WC 2003 - Clash of the Giants: Aus takes on India in ideal finish
Published: Saturday, February 1, 2003, 23:53 [IST]
Copyright AFP 2001
I always knew we had the side to come back: Ganguly
Ganguly believes that India can hold the Cup aloft
'We want to win for the blokes who missed out'
Johannesburg: After 53 matches in six weeks of competition, the two best teams at the 2003 World Cup will contest Sunday's final at the Wanderers when defending champion Australia faces India.There have been few classic matches at the tournament so far but, with both sides laden with match-winners, Sunday's showdown should be something special.The contest could boil down to which of the teams' much-vaunted top-orders is better able to resist the opposition's pace bowlers.Australia speedster Brett Lee took three for 36 against India in a nine-wicket thrashing of India during a group match at Centurion last month.But India has since won eight games on the trot and its seam attack of Javagal Srinath and youthful left-armers Zaheer Khan and Ashish Nehra has taken 49 wickets between them at the tournament. "The thing that has stood out for me is their fast bowling - and that has done some damage," said Australian captain Ricky Ponting.But Lee, who has been up round the 100mph mark, has the kind of pure speed that can defeat the reactions of even the world's best batsmen. "There is bound to be some short stuff," Ponting admitted. "But as much as the pace, the length that you bowl is important."We saw that when Brett got Ganguly and Sehwag with full length balls at Centurion."But opener Sachin Tendulkar is in prime form. He has already broken his own record for most runs at a World Cup with 669.With India in only its second World Cup final it won for the first and only time in 1983 - Tendulkar will be desperate for one more big score. But he knows now that others in the top order can take the strain.Australia's batsmen have failed to fire in its last three matches although the bottom-order has ensured it posted totals which gave the bowlers more than enough to defend. "Every team has a bit of a weakness. If the top-order gets out quickly it exposes the middle-order. But in every game one of them has stood up," Ganguly said.Australia, which lost champion leg spinner Shane Warne to a drugs ban on the morning of its first match against Pakistan, has remained unbeaten at the tournament so far in its bid to become the first nation to win three World Cups.Its record of 16 consecutive One-day victories makes it the team to beat.All-rounder Andy Bichel sums up the strength of Australian cricket.
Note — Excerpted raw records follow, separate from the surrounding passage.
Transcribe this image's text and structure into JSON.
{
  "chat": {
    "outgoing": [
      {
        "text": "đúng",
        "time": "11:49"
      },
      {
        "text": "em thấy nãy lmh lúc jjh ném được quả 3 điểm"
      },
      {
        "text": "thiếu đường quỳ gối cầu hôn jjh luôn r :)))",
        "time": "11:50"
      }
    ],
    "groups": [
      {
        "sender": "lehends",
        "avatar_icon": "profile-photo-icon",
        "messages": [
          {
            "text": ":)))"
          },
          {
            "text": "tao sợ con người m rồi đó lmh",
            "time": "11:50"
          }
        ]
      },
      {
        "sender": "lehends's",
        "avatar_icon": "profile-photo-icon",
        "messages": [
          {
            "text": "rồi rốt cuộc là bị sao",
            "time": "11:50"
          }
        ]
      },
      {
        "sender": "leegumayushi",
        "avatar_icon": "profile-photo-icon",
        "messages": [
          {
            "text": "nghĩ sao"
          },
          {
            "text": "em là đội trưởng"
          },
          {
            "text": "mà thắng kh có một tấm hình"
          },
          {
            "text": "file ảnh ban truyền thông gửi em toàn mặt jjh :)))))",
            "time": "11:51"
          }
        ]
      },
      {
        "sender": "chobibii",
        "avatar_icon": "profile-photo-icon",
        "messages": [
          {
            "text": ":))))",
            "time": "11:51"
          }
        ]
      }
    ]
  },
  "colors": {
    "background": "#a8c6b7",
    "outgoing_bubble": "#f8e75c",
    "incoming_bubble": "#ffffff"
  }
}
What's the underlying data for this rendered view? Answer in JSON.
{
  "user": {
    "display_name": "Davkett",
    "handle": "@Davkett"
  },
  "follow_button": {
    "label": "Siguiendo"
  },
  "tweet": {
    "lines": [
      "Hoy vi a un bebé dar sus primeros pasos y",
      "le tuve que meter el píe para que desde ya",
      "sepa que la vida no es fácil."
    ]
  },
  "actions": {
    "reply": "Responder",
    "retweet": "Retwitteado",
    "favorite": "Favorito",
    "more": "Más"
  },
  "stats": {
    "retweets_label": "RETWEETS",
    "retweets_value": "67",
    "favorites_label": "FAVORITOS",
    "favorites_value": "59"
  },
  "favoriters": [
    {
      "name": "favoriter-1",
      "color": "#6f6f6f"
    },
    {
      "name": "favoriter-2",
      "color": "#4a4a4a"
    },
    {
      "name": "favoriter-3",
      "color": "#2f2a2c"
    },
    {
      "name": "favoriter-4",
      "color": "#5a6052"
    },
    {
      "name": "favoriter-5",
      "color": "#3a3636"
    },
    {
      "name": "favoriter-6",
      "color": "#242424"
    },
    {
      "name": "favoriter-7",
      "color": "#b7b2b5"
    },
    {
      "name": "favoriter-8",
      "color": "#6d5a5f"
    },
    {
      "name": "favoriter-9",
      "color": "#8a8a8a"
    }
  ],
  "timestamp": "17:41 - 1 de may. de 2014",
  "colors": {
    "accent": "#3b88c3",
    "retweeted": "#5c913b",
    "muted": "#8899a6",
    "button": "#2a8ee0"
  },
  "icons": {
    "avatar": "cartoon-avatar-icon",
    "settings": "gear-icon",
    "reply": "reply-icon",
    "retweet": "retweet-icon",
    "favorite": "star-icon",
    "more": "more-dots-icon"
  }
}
Destined for a bit part role, the gutsy Queenslander seized his chance following Jason Gillespie's calf injury, starring with both bat and ball in Australia's wins over England and New Zealand - two rare occasions when his team were tested.Bichel now has a tournament batting average of 117 and the paceman leads the Australian bowling figures with 15 wickets at just 9.3 apiece.Hard-hitting Andrew Symonds has also come to the party with 326 runs.India eased into the final with a 91-run win over minnows Kenya on Thursday, Ganguly scoring an unbeaten 111.But wicket-keeper Rahul Dravid let through 16 byes and injured a finger, although he is expected to be fit.However, Australia batsman Damien Martyn's finger injury is unlikely to heal in time.Ponting's team will start favourite but for India - whose cricket crazy public is the most demanding in the world - that will make no difference."There will be pressure on both sides," said Ganguly. "The World Cup final has to be a pressure game." That much is assured.·India penfix ·Aus penfix ·WC averages ·Form guide ·Head to head